• **Task description**
Return the records that follow unaltered. Omit every picture.

• **Component data from apps and pages**
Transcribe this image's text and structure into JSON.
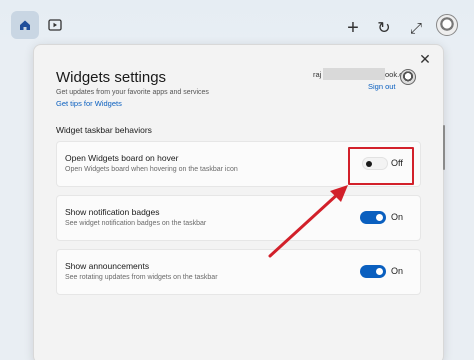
{
  "topbar": {
    "home_icon": "home-icon",
    "video_icon": "video-icon",
    "plus_icon": "plus-icon",
    "refresh_icon": "refresh-icon",
    "expand_icon": "expand-icon"
  },
  "dialog": {
    "title": "Widgets settings",
    "subtitle": "Get updates from your favorite apps and services",
    "tips_link": "Get tips for Widgets",
    "account": {
      "email_prefix": "raj",
      "email_suffix": "look.com",
      "sign_out": "Sign out"
    },
    "section_label": "Widget taskbar behaviors",
    "settings": [
      {
        "title": "Open Widgets board on hover",
        "description": "Open Widgets board when hovering on the taskbar icon",
        "state": "Off",
        "enabled": false
      },
      {
        "title": "Show notification badges",
        "description": "See widget notification badges on the taskbar",
        "state": "On",
        "enabled": true
      },
      {
        "title": "Show announcements",
        "description": "See rotating updates from widgets on the taskbar",
        "state": "On",
        "enabled": true
      }
    ]
  },
  "colors": {
    "accent": "#0a5fbf",
    "highlight": "#d2202a"
  }
}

• **Answer**
Transcribe this image's text and structure into JSON.
{
  "topbar": {
    "home_icon": "home-icon",
    "video_icon": "video-icon",
    "plus_icon": "plus-icon",
    "refresh_icon": "refresh-icon",
    "expand_icon": "expand-icon"
  },
  "dialog": {
    "title": "Widgets settings",
    "subtitle": "Get updates from your favorite apps and services",
    "tips_link": "Get tips for Widgets",
    "account": {
      "email_prefix": "raj",
      "email_suffix": "look.com",
      "sign_out": "Sign out"
    },
    "section_label": "Widget taskbar behaviors",
    "settings": [
      {
        "title": "Open Widgets board on hover",
        "description": "Open Widgets board when hovering on the taskbar icon",
        "state": "Off",
        "enabled": false
      },
      {
        "title": "Show notification badges",
        "description": "See widget notification badges on the taskbar",
        "state": "On",
        "enabled": true
      },
      {
        "title": "Show announcements",
        "description": "See rotating updates from widgets on the taskbar",
        "state": "On",
        "enabled": true
      }
    ]
  },
  "colors": {
    "accent": "#0a5fbf",
    "highlight": "#d2202a"
  }
}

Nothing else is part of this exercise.